(Fort Lauderdale, FL)
September 23, 1997


President Clinton called on world leaders on Monday to ''end all nuclear tests for all time'' and sent the long-delayed global test-ban treaty to the Senate, where he hopes to overcome Republican objections.

Announcing his action in an address to the United Nations' 52nd General Assembly, Clinton called the treaty ''our commitment to end all nuclear tests for all time, the longest sought, hardest fought prize in the history of arms control.''

In a 19-minute speech to U.N. delegates, the president also called for a permanent international court to punish human-rights violators.

Traditionally, international courts have been established on a case by case basis to investigate human rights violations such as the panel investigating Bosnia war crimes suspects. Clinton told the delegates: ''Before the century ends, we should establish a permanent international court to prosecute the most serious violations of humanitarian law.''

Praising the reform efforts by U.N. Secretary General Kofi Annan, who is trying to streamline the world body's operations, Clinton pledged that the United States would pay the bulk of the $ 1 billion in back payments it owes the United Nations.

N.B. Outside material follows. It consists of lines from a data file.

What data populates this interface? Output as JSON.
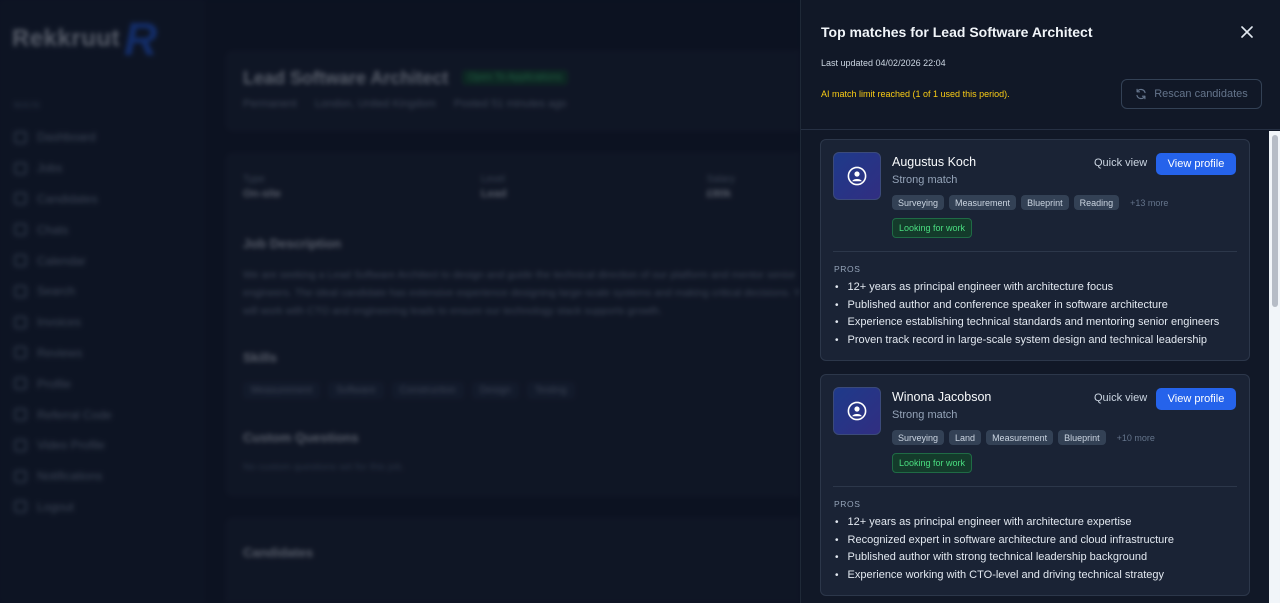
{
  "app": {
    "logo_text": "Rekkruut",
    "logo_mark": "R",
    "nav_section": "MAIN",
    "nav_items": [
      "Dashboard",
      "Jobs",
      "Candidates",
      "Chats",
      "Calendar",
      "Search",
      "Invoices",
      "Reviews",
      "Profile",
      "Referral Code",
      "Video Profile",
      "Notifications",
      "Logout"
    ]
  },
  "job": {
    "title": "Lead Software Architect",
    "badge": "Open To Applications",
    "work_mode": "Permanent",
    "location": "London, United Kingdom",
    "posted": "Posted 51 minutes ago",
    "info": [
      {
        "label": "Type",
        "value": "On-site"
      },
      {
        "label": "Level",
        "value": "Lead"
      },
      {
        "label": "Salary",
        "value": "£80k"
      }
    ],
    "description_heading": "Job Description",
    "description": "We are seeking a Lead Software Architect to design and guide the technical direction of our platform and mentor senior engineers. The ideal candidate has extensive experience designing large-scale systems and making critical decisions. You will work with CTO and engineering leads to ensure our technology stack supports growth.",
    "skills_heading": "Skills",
    "skills": [
      "Measurement",
      "Software",
      "Construction",
      "Design",
      "Testing"
    ],
    "questions_heading": "Custom Questions",
    "questions_empty": "No custom questions set for this job.",
    "candidates_heading": "Candidates"
  },
  "panel": {
    "title": "Top matches for Lead Software Architect",
    "last_updated": "Last updated 04/02/2026 22:04",
    "limit_note": "AI match limit reached (1 of 1 used this period).",
    "rescan_label": "Rescan candidates",
    "quick_view_label": "Quick view",
    "view_profile_label": "View profile",
    "pros_label": "PROS"
  },
  "candidates": [
    {
      "name": "Augustus Koch",
      "strength": "Strong match",
      "skills": [
        "Surveying",
        "Measurement",
        "Blueprint",
        "Reading"
      ],
      "more": "+13 more",
      "status": "Looking for work",
      "pros": [
        "12+ years as principal engineer with architecture focus",
        "Published author and conference speaker in software architecture",
        "Experience establishing technical standards and mentoring senior engineers",
        "Proven track record in large-scale system design and technical leadership"
      ]
    },
    {
      "name": "Winona Jacobson",
      "strength": "Strong match",
      "skills": [
        "Surveying",
        "Land",
        "Measurement",
        "Blueprint"
      ],
      "more": "+10 more",
      "status": "Looking for work",
      "pros": [
        "12+ years as principal engineer with architecture expertise",
        "Recognized expert in software architecture and cloud infrastructure",
        "Published author with strong technical leadership background",
        "Experience working with CTO-level and driving technical strategy"
      ]
    }
  ],
  "colors": {
    "accent": "#2563eb",
    "warning": "#facc15",
    "success": "#4ade80",
    "panel_bg": "#111827",
    "card_bg": "#1a2335"
  }
}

Congress has blocked payment to the United Nations in an effort to spur cost-saving changes.

''This year, for the first time since I have been president, we have an opportunity to put the questions of debts and dues behind us once and for all, and to put the United Nations on a sounder financial footing for the future,'' Clinton said.

Traditionally, the secretary-general does not deliver substantive speeches during the General Assembly's annual debate, deferring instead to leaders and foreign ministers of the 185 member nations.

But in a departure, Annan urged members to make this the ''reform assembly'' by endorsing his plan to streamline U.N. operations, reduce staff and hold down expenses.

His address alternately chided and implored the organization's 185 countries to support his vision of a sleeker, cheaper United Nations ''that will express the highest moral aspirations of humankind even as it delivers practical benefits to men, women and children in cities and villages around the world.''

Annan's reform proposals include eliminating 1,000 positions in the bureaucracy, holding the U.N. budget at current levels for the next five years, reorganizing the management and budget structure and appointing a deputy secretary-general to serve as his second-in-command.

Although the reform measures have been criticized in Congress and elsewhere as too timid, there has been broad general support among the U.N. membership for the plan, and Clinton repeated his endorsement of it in his speech to the General Assembly.

Congress is expected to authorize about $ 900 million for the United Nations, provided the organization does not expand beyond current levels and agrees to put in a separate fund an additional $ 400 million that the United Nations claims it is owed but the United States has contested. Returning to the theme of his U.N. address last year, Clinton said the nations of the world must unite against ''21st-century predators.'' He warned, ''We're all vulnerable to the reckless acts of rogue states and to an unholy axis of terrorists, drug traffickers and international criminals.''

During a U.N. visit a year ago, Clinton became the first world leader to approve the historic Comprehensive Test Ban Treaty, which prohibits all nuclear test explosions. He held off submitting it to the Senate while White House lobbyists tried to build support.

The United States has not conducted a nuclear test since 1992.

The treaty would take effect next September. A Senate vote is expected in the spring. Under the treaty, all 44 nuclear-capable countries must ratify it for it to take effect.

Clinton's submittal of the test-ban treaty is expected to stir opposition from GOP senators who don't trust arms-control pacts or who insist that testing is needed to maintain the U.S. nuclear stockpile.

The debate probably will restore battle lines from the vote on the Clinton-backed chemical weapons treaty, ratified in April after many lawmakers remained undecided until the last minute. The president needs about 22 Republican senators to join Democrats in support of the treaty. ''We intend to win this vote and failure is not an option,'' said Robert Bell, a senior White House arms control adviser.

Sen. Thad Cochran, R-Miss., chairman of the Governmental Affairs subcommittee that handles this issue, said his panel will hold a hearing next week on whether the United States can count on its nuclear weapons to work without testing.